[Data records for software interfaces]
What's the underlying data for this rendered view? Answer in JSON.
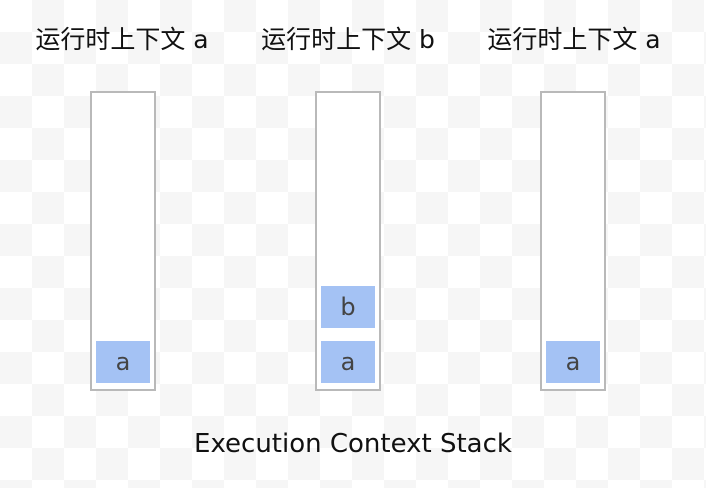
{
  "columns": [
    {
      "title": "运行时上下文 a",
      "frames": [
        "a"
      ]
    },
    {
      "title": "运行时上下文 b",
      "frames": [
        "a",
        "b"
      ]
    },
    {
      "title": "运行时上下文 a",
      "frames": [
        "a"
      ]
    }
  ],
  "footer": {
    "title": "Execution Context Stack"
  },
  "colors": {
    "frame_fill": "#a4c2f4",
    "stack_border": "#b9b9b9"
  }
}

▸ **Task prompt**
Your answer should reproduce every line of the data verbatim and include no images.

▸ **Solution**
What's the underlying data for this rendered view? Answer in JSON.
{
  "columns": [
    {
      "title": "运行时上下文 a",
      "frames": [
        "a"
      ]
    },
    {
      "title": "运行时上下文 b",
      "frames": [
        "a",
        "b"
      ]
    },
    {
      "title": "运行时上下文 a",
      "frames": [
        "a"
      ]
    }
  ],
  "footer": {
    "title": "Execution Context Stack"
  },
  "colors": {
    "frame_fill": "#a4c2f4",
    "stack_border": "#b9b9b9"
  }
}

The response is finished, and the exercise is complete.